(Stored items from a collection)
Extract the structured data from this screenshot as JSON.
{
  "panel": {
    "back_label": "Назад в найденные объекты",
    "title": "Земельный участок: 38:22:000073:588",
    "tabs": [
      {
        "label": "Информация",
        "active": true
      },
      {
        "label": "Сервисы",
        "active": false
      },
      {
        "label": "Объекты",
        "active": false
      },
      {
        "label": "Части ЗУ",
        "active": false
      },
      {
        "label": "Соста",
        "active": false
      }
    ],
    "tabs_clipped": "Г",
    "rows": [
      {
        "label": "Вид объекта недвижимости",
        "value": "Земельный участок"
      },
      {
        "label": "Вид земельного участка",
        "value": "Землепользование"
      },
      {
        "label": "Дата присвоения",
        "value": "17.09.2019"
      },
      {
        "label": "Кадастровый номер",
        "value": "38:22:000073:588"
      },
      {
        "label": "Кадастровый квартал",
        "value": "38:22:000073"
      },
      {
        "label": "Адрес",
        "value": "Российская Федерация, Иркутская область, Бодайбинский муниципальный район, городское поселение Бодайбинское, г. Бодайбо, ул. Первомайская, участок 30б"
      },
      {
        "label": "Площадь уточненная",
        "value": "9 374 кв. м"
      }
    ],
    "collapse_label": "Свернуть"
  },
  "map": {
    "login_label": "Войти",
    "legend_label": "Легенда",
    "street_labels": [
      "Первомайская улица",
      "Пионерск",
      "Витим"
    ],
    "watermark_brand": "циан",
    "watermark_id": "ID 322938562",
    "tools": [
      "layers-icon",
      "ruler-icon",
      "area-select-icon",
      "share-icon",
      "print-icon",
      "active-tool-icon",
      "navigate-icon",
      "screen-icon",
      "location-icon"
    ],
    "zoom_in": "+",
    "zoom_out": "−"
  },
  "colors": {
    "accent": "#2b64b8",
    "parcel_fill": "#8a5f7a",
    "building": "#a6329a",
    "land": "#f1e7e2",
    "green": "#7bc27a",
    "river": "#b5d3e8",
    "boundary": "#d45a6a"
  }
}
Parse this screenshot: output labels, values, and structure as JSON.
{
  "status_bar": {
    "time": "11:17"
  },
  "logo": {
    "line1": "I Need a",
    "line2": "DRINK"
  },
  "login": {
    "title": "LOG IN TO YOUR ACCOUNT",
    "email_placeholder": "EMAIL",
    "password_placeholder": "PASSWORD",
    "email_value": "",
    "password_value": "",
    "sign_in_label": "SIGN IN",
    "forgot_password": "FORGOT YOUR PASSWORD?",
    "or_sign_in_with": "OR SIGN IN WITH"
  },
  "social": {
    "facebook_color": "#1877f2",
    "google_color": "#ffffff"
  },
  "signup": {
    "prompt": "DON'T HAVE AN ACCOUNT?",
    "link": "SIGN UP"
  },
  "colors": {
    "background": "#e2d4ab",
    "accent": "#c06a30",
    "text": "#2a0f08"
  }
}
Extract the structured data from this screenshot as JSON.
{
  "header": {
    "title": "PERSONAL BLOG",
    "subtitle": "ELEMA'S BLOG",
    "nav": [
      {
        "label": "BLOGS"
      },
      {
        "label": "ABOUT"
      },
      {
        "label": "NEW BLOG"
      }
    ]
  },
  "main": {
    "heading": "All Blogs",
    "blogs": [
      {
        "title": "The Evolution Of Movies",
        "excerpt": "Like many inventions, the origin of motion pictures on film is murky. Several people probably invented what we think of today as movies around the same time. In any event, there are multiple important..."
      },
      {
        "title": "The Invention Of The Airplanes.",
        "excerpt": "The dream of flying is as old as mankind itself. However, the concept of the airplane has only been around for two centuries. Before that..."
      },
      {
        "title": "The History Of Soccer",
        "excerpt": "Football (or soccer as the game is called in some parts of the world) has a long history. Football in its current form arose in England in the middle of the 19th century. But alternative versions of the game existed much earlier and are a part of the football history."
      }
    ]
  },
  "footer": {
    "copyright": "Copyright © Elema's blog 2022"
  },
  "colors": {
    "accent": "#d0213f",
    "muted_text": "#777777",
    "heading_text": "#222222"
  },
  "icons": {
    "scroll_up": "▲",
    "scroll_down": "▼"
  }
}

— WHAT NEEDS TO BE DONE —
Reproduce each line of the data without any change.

— RESPONSE TO THIS TASK —
Extract the structured data from this screenshot as JSON.
{
  "panel": {
    "back_label": "Назад в найденные объекты",
    "title": "Земельный участок: 38:22:000073:588",
    "tabs": [
      {
        "label": "Информация",
        "active": true
      },
      {
        "label": "Сервисы",
        "active": false
      },
      {
        "label": "Объекты",
        "active": false
      },
      {
        "label": "Части ЗУ",
        "active": false
      },
      {
        "label": "Соста",
        "active": false
      }
    ],
    "tabs_clipped": "Г",
    "rows": [
      {
        "label": "Вид объекта недвижимости",
        "value": "Земельный участок"
      },
      {
        "label": "Вид земельного участка",
        "value": "Землепользование"
      },
      {
        "label": "Дата присвоения",
        "value": "17.09.2019"
      },
      {
        "label": "Кадастровый номер",
        "value": "38:22:000073:588"
      },
      {
        "label": "Кадастровый квартал",
        "value": "38:22:000073"
      },
      {
        "label": "Адрес",
        "value": "Российская Федерация, Иркутская область, Бодайбинский муниципальный район, городское поселение Бодайбинское, г. Бодайбо, ул. Первомайская, участок 30б"
      },
      {
        "label": "Площадь уточненная",
        "value": "9 374 кв. м"
      }
    ],
    "collapse_label": "Свернуть"
  },
  "map": {
    "login_label": "Войти",
    "legend_label": "Легенда",
    "street_labels": [
      "Первомайская улица",
      "Пионерск",
      "Витим"
    ],
    "watermark_brand": "циан",
    "watermark_id": "ID 322938562",
    "tools": [
      "layers-icon",
      "ruler-icon",
      "area-select-icon",
      "share-icon",
      "print-icon",
      "active-tool-icon",
      "navigate-icon",
      "screen-icon",
      "location-icon"
    ],
    "zoom_in": "+",
    "zoom_out": "−"
  },
  "colors": {
    "accent": "#2b64b8",
    "parcel_fill": "#8a5f7a",
    "building": "#a6329a",
    "land": "#f1e7e2",
    "green": "#7bc27a",
    "river": "#b5d3e8",
    "boundary": "#d45a6a"
  }
}
Parse this screenshot: output labels, values, and structure as JSON.
{
  "status_bar": {
    "time": "11:17"
  },
  "logo": {
    "line1": "I Need a",
    "line2": "DRINK"
  },
  "login": {
    "title": "LOG IN TO YOUR ACCOUNT",
    "email_placeholder": "EMAIL",
    "password_placeholder": "PASSWORD",
    "email_value": "",
    "password_value": "",
    "sign_in_label": "SIGN IN",
    "forgot_password": "FORGOT YOUR PASSWORD?",
    "or_sign_in_with": "OR SIGN IN WITH"
  },
  "social": {
    "facebook_color": "#1877f2",
    "google_color": "#ffffff"
  },
  "signup": {
    "prompt": "DON'T HAVE AN ACCOUNT?",
    "link": "SIGN UP"
  },
  "colors": {
    "background": "#e2d4ab",
    "accent": "#c06a30",
    "text": "#2a0f08"
  }
}
Extract the structured data from this screenshot as JSON.
{
  "header": {
    "title": "PERSONAL BLOG",
    "subtitle": "ELEMA'S BLOG",
    "nav": [
      {
        "label": "BLOGS"
      },
      {
        "label": "ABOUT"
      },
      {
        "label": "NEW BLOG"
      }
    ]
  },
  "main": {
    "heading": "All Blogs",
    "blogs": [
      {
        "title": "The Evolution Of Movies",
        "excerpt": "Like many inventions, the origin of motion pictures on film is murky. Several people probably invented what we think of today as movies around the same time. In any event, there are multiple important..."
      },
      {
        "title": "The Invention Of The Airplanes.",
        "excerpt": "The dream of flying is as old as mankind itself. However, the concept of the airplane has only been around for two centuries. Before that..."
      },
      {
        "title": "The History Of Soccer",
        "excerpt": "Football (or soccer as the game is called in some parts of the world) has a long history. Football in its current form arose in England in the middle of the 19th century. But alternative versions of the game existed much earlier and are a part of the football history."
      }
    ]
  },
  "footer": {
    "copyright": "Copyright © Elema's blog 2022"
  },
  "colors": {
    "accent": "#d0213f",
    "muted_text": "#777777",
    "heading_text": "#222222"
  },
  "icons": {
    "scroll_up": "▲",
    "scroll_down": "▼"
  }
}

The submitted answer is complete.